Property owners don’t always want to sell. Some feel a personal connection with their property. They may have invested time or money in improvements not reflected in the government’s initial offer. For these and other reasons, eminent domain cases are often disputed and sometimes heavily contested. In a public-use development where eminent domain could apply, planners determine which private parcels of land may be affected. They then work with their appraisers to determine the fair market value of each piece. The government uses that value in an offer to purchase the property from the owners. If the owners agree, the transaction proceeds and is fairly straightforward. If the parties are unable to come to terms, however, the dispute moves to condemnation proceedings. Once in condemnation, the property owner and his team (i.e., attorney, appraiser) offer their property valuation. Other challenges are brought to condemnation proceedings as well, including the project’s validity and whether it serves the public. However, property value is the most common dispute.
Prominent Eminent Domain Cases
Kohl v. United States (1875) was the first U.S. Supreme Court case to assess the federal government’s eminent domain powers. The government took land in Cincinnati, Ohio, to build a post office, customs office, and other government facilities. The petitioners alleged that the court did not have jurisdiction in the state, and the government could not acquire the land without proper state legislation. The court ruled in favor of the government. Justice William Strong emphasized that the federal government’s eminent domain power was “essential to its independent existence and perpetuity.”
Berman v. Parker (1954), the plaintiff, Berman, owned a department store in an area designated as “blighted” and authorized by Congress for seizure and redevelopment.
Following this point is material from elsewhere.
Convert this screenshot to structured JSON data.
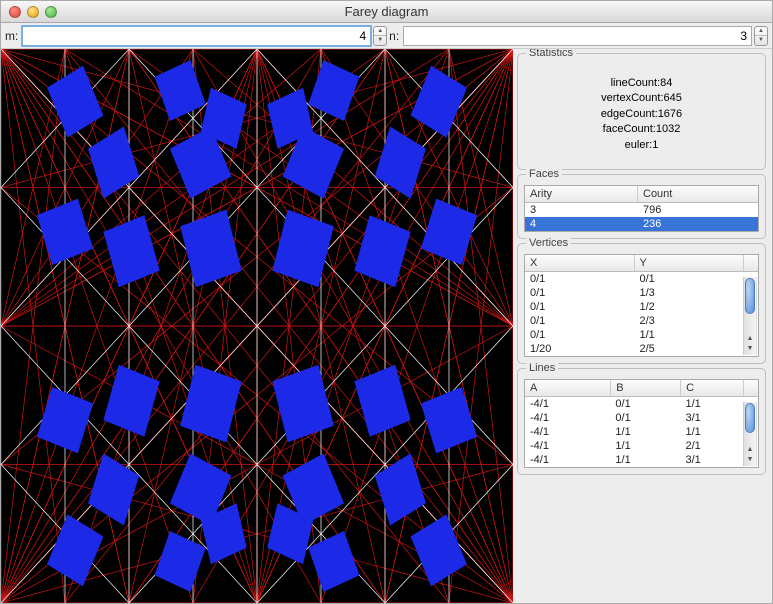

Berman sued on the basis that the District of Columbia Redevelopment Act and its seizure of his land to build housing violated his right to due process. The court found that the seizure of Berman’s property was not a violation of his Fifth Amendment right. This unanimous decision expanded the definition of “public use” to include “public purpose”—in this specific case, low-income housing.
Kelo v. City of New London (2005) This narrow 5-4 decision by the U.S. Supreme Court rippled out across the country in the form of new legislation in 44 states. In Kelo v. City of New London (2005), the city of New London, Connecticut, wanted to revitalize its ailing and distressed economy. As part of a specific development plan designed to benefit the public, the city council allowed a private, nonprofit entity to exercise eminent domain in the city’s name. Susette Kelo and others in the area had refused to sell their private property, so the city condemned it to force them to accept compensation. Kelo alleged that the seizure of her property was a violation of the “public use” element of the Fifth Amendment takings clause because the government intended to use the land for economic development, which is not solely public. Kelo’s property was not “blighted,” yet it was being transferred to a private firm for development.The court ruled that redistributing the land was part of a detailed economic plan that included public use. Even though the transfer was from one private party to another, the goal of economic development served a definitive public purpose. Interestingly, it also held that state and local governments should be allowed to determine for themselves “what public needs justify the use of the takings power.” At the end of the opinion, the court added, “We emphasize that nothing, in our opinion, precludes any State from placing further restrictions on its exercise of the takings power.” Since that decision, 44 states have reformed their eminent domain laws. A dozen states have amended their state constitutions to stop eminent domain for private gain. In nine states, courts either rejected the Kelo ruling or strengthened protections for property owners.
The founders of the United States understood the importance of limits on government power. The government or its authorized entity may take property against an owner’s will, but only for “public use” and after providing “just compensation.” The courts continue to refine the acceptable parameters for this government power.